Aerial Applications Rust Control
By Bobby Grisso, P.E., Extension Specialists
Biological Systems Engineering, Virginia Tech
Aerial applications have proven successful in controlling
soybean rust in
The Aerial Spray Nozzle Models (http://apmru.usda.gov/downloads/downloads.htm) developed by the USDA Agricultural Research is a valuable tool that aerial applicators can use in setting up their aircraft. By entering the nozzle type, orifice size, nozzle or deflector angle, pressure, and air speed, the model calculates the droplet spectrum and other valuable information. This allows an aerial applicator to set up the aircraft to create the droplet spectrum required for a job. Good control of droplet size is one of the reasons agricultural aircraft can successfully make soybean rust applications at five gallons per acre.

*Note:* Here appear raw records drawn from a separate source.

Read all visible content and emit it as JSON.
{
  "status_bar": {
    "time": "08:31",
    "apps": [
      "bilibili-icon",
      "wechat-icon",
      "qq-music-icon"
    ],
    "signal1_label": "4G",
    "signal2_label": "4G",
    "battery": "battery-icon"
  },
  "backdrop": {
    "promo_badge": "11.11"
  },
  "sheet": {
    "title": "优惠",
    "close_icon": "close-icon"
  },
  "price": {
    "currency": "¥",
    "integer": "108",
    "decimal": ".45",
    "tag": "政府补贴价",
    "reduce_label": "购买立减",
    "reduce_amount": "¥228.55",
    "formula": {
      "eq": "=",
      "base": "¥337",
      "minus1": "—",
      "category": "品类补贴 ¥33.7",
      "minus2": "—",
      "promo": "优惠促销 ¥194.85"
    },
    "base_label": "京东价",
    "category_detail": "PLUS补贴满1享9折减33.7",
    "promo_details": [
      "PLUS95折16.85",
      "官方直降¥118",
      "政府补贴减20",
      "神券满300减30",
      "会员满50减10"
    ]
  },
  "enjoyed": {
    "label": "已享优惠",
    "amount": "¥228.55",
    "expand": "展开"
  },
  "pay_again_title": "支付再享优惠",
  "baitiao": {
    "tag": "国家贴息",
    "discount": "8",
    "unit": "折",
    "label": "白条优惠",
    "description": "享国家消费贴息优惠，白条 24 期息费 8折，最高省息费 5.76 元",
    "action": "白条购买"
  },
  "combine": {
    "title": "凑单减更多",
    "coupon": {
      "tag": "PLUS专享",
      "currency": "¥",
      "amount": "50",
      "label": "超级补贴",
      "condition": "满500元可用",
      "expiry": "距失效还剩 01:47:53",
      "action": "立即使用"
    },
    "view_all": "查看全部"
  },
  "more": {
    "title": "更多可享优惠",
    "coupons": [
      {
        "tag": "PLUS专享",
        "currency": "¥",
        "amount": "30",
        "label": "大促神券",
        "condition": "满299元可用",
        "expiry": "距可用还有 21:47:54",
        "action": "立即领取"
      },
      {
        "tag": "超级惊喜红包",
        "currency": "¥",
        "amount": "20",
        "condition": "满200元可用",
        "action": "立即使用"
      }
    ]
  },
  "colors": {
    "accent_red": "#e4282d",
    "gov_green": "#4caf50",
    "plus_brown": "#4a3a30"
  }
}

Agricultural aircraft have the advantage of speed and the ability to spray when field conditions are too wet for a ground sprayer. Thus, aircraft have significant advantages in timeliness over ground sprayers.
While keeping the boom as low as possible works well for ground applicators, flying too low can actually increase drift and reduce deposition for aerial applicators. An ideal height for aircraft to fly is often between 10 and 14 feet above the canopy. Any higher and the droplets are excessively exposed to wind. At lower heights, droplets can become trapped and carried off in air turbulence caused by the aircraft flying so close to the crop canopy. Whether using aerial or ground applications, it is important to follow the proper guidelines as closely as possible.